There’s been lots of chatter about the cannabis-opioid substitution question.
People whose background is medical research tend to distrust anything that’s not a randomized controlled trial. They point to the positive correlation between cannabis use and opioid use at the individual level, and the fact that opioid deaths continue to rise even where cannabis is most freely available. Their position is, “We don’t know anything about this. Let’s due the clinical studies before taking action.”
But “not taking action” now means continuing to criminalize even the possession of cannabis. If cannabis substitutes for opioids, those laws cost lives: lives that can’t be regained ten years from now, after the clinical-trial results are in.

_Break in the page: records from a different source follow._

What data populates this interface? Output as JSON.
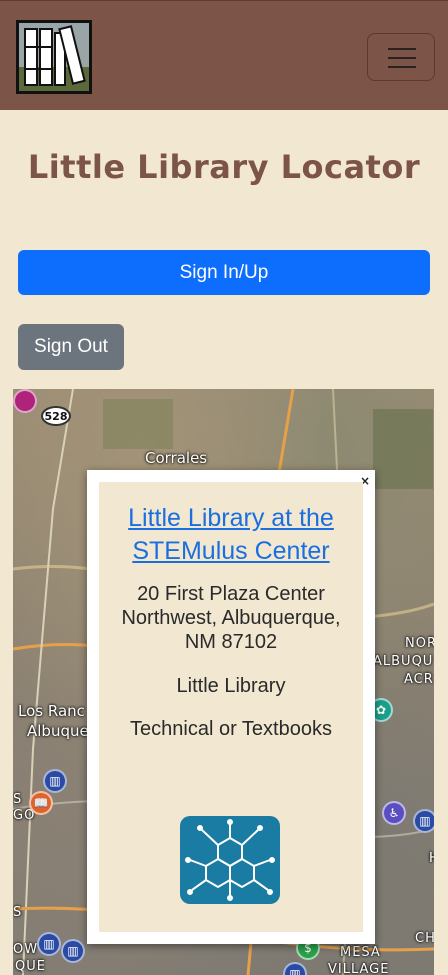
{
  "navbar": {
    "logo_icon": "book-stack-logo",
    "menu_icon": "hamburger-menu-icon",
    "background": "#7c5448"
  },
  "page": {
    "title": "Little Library Locator"
  },
  "auth": {
    "sign_in_label": "Sign In/Up",
    "sign_out_label": "Sign Out"
  },
  "map": {
    "highway_shield": "528",
    "labels": [
      "Corrales",
      "Los Ranc",
      "Albuque",
      "NOR",
      "ALBUQU",
      "ACR",
      "MESA",
      "VILLAGE",
      "S",
      "GO",
      "S",
      "OW",
      "QUE",
      "H",
      "CH"
    ],
    "popup": {
      "close_label": "×",
      "title": "Little Library at the STEMulus Center",
      "address": "20 First Plaza Center Northwest, Albuquerque, NM 87102",
      "type": "Little Library",
      "category": "Technical or Textbooks",
      "image_icon": "stemulus-hexagon-logo"
    }
  }
}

Moreover, the relevant clinical trials can’t actually be done in the U.S. The DEA-imposed University of Mississippi monopoly on the production of cannabis for research means that the cannabis available for research bears little resemblance to the products available in California dispensaries or Washington or Colorado cannabis stores. It’s lower in potency; it’s all flower rather than extract; it doesn’t embrace the wide variety of strains – each with its own chemical composition – now available commercially. It’s entirely possible that “Mississippi mud” doesn’t effectively substitute for opioids, but that the average dispensary product does, or that the average dispensary product doesn’t but some do. That’s one reason clinical trials with cannabis are so hard: cannabis isn’t one thing, it’s thousands of different mixtures of hundreds of different active chemicals.
Fortunately, there are other valid means of inquiry. You can look at the pattern of opioid prescriptions, treatment admissions, and overdose deaths before and after the passage of “medical marijuana” or full-legalization laws, and also study what happens as the number of outlets. the number of registered users, or the volume of product sold grows, and also what happens when a state reins in a previously wide-open “medical marijuana” system.
To a clinical researcher, these are all merely “ecological studies,” just one step up from chiromancy. But in fact econometricians have developed enormously sophisticated techniques of time-series analysis that allow solid causal inferences to be drawn from non-experimental data.
Rosalie Pacula and her team at the RAND Drug Policy Research Center have been doing such studies. Here’s their summary of the findings, which are consistent with studies done by other researchers:
* The relationship between medical marijuana laws and reductions in opioid overdoses is complex.
* Medical marijuana laws vary in their effect on reducing opioid overdoses.
*States with medical marijuana dispensaries experienced reductions in opioid-related overdoses.
* As states have become more stringent in regulating dispensaries, the protective value of medical marijuana laws generally has fallen.
* These findings suggest that broader access to medical marijuana facilitates substitution of marijuana for powerful and addictive opioids.
Is that a definitive finding? No.
Does it specify a mechanism? No.
Perhaps some patients find they can use cannabis instead of opioids for pain relief (which, it’s worth remembering, means not just reducing pain perception but making the experience of pain less stressful). Perhaps others find that they can use cannabis to get the same level of pain relief with lower doses of opioids. Perhaps some non-medical users use cannabis, when it’s available, instead of opioids. In still other cases cannabis might substitute not for the opioids themselves, but for the alcohol or benzodiazepines that, used in combination with the opioids, enhance the experience but also multiply the risk of fatal overdose by potentiating opioid respiratory suppression. Or cannabis might make withdrawal from opioids more bearable. Any or all of those effects could be at work.
Nonetheless, with these results in hand, if you asked me to bet on whether easing access to cannabis in a given state was likely to reduce the rate of increase in opioid overdoses in that state, I’d want very long odds to bet on “No.” Since, if the substitution effect is real, waiting costs lives, I think that’s a strong argument for going ahead with liberalizing cannabis access, whether under the guise of “medical marijuana” or (as I’d now prefer for other reasons) with frank legalization for adult use.
Of course that potential benefit needs to be weighed against the costs of liberalization in the form of increased prevalence of Cannabis Use Disorder. (Those costs could be minimized with well-designed legalization, but that’s not the legalization we’re actually getting.)
So it’s not irrational to remain a cannabis-policy hawk in the face of the opioid substitution findings. But it’s no longer reasonable to say, “We don’t know anything about whether cannabis substitutes for opioids.” We know enough to have a strong hunch.
I should add that these findings came as a complete surprise to me. Naturally, I can invent explanations for the fact of substitution now that there’s evidence for it, but I didn’t predict it. I did predict substitution for alcohol – that seemed to me among the strongest arguments for cannabis legalization, even back when I was mostly against it – but that prediction turned out to be wrong. The study that convinced me that there wasn’t substitution for alcohol – part of Rosanna Smart’s thesis work – also provided the first convincing evidence I’d seen of opioid substitution. That wasn’t something Smart had been looking for; it just popped out of the data.
The world is a complicated place. We should be prepared for surprises, and willing to learn from the findings of more than one research tradition.